I was more calm than I could have ever imagined I would be.
Yes, I was in shock, but all the trials of the previous years had been steeling me for this in some way. I started making calls. First to Aidan’s dad. Then my sisters. My husband and I were on our way to my dad’s house to deliver the news when the investigator from the sheriff’s department called and said that from initial appearances Aidan had died of an accidental OxyContin overdose. There was a shoelace around his arm and a spoon near his body. He was found in the basement of a home. The people who were with him admitted they had been using and would test positive for OxyContin.
Aidan’s body was taken to the State Medical Examiner’s office for an autopsy and I met with a funeral planner. I had to go and buy clothing for my son to be buried in and flowers for his casket. It was five full days from the time I learned of his death before I could view his body in the funeral home.
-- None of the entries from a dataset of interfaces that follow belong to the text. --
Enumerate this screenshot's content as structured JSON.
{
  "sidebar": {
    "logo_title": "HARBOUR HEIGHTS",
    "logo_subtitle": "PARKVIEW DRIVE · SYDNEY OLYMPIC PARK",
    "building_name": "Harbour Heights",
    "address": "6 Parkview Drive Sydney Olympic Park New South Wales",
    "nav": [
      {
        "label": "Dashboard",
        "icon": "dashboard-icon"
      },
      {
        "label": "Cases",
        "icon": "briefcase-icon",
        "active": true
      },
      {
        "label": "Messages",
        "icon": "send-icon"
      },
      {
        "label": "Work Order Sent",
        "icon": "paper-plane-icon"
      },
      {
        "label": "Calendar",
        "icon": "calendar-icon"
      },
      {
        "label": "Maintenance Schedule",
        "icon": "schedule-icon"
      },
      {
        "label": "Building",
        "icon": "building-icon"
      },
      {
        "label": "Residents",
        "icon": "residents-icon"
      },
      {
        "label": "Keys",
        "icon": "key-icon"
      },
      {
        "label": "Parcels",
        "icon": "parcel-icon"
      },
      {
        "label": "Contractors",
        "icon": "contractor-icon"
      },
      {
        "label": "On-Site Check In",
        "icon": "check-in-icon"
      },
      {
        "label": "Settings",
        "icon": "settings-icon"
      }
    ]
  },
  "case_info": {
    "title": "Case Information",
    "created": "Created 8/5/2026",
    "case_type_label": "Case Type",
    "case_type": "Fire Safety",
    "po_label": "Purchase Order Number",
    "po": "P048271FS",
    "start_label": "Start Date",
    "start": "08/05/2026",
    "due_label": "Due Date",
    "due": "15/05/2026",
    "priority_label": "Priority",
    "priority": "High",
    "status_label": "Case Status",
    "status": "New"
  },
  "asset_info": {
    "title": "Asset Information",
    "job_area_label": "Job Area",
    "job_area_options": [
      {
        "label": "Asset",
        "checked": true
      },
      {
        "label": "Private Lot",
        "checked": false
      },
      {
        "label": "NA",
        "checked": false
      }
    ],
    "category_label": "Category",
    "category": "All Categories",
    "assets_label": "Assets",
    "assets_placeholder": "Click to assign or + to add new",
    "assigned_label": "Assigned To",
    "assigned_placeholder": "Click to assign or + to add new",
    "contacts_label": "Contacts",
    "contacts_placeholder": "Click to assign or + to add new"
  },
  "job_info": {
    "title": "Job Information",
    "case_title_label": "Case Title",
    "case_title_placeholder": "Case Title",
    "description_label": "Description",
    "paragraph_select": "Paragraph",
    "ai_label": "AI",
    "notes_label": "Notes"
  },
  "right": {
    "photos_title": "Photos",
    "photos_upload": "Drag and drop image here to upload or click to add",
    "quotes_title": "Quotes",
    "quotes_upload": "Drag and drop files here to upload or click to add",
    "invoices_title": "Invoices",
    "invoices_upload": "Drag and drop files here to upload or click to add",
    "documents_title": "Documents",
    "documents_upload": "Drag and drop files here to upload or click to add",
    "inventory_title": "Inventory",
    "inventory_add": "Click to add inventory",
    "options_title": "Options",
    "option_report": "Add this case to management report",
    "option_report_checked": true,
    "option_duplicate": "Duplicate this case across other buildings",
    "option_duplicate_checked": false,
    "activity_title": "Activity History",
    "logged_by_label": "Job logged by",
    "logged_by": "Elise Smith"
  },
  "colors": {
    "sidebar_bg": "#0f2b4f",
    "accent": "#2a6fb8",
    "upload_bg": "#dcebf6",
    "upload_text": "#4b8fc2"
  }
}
I don’t believe I have ever touched anything so cold.
In the end, it was determined that Aidan died of a heroin overdose with methamphetamine in his system. The state has struggled to prosecute those with him when he died. His death was not quick, and no one called 9-1-1 until after he was dead.
The same weekend my son died, my cousin’s son’s girlfriend died of a meth overdose in Williston. In October a friend lost her 23-year-old daughter to meth. Within the last couple of weeks, some close friends of mine lost their cousin to an overdose in Williston. A friend’s daughter in Williston is struggling with an addiction to meth. My family has lost three members due to drug overdoses. My sister, JoAnn, died in 2002 at the age of 42 from a benzodiazepine and opioid overdose. Her daughter, Aubrey died in 2009 at the age of 31 from a cocktail of drugs used to treat her mental illness. JoAnn’s other two children have struggled with drug addiction and are now in recovery.
This is not a moral failing, it is a disease.
This has to stop. The only thing that our war on drugs seems to have changed is how many people have lost their lives to addiction. We need options aside from incarceration for people who are struggling; we need treatment, compassion, education, and funding. We have to stop the demand because we cannot stop the supply. My heart is broken irrevocably. I cannot get my son back but I hope I can help save another family from this horrible reality.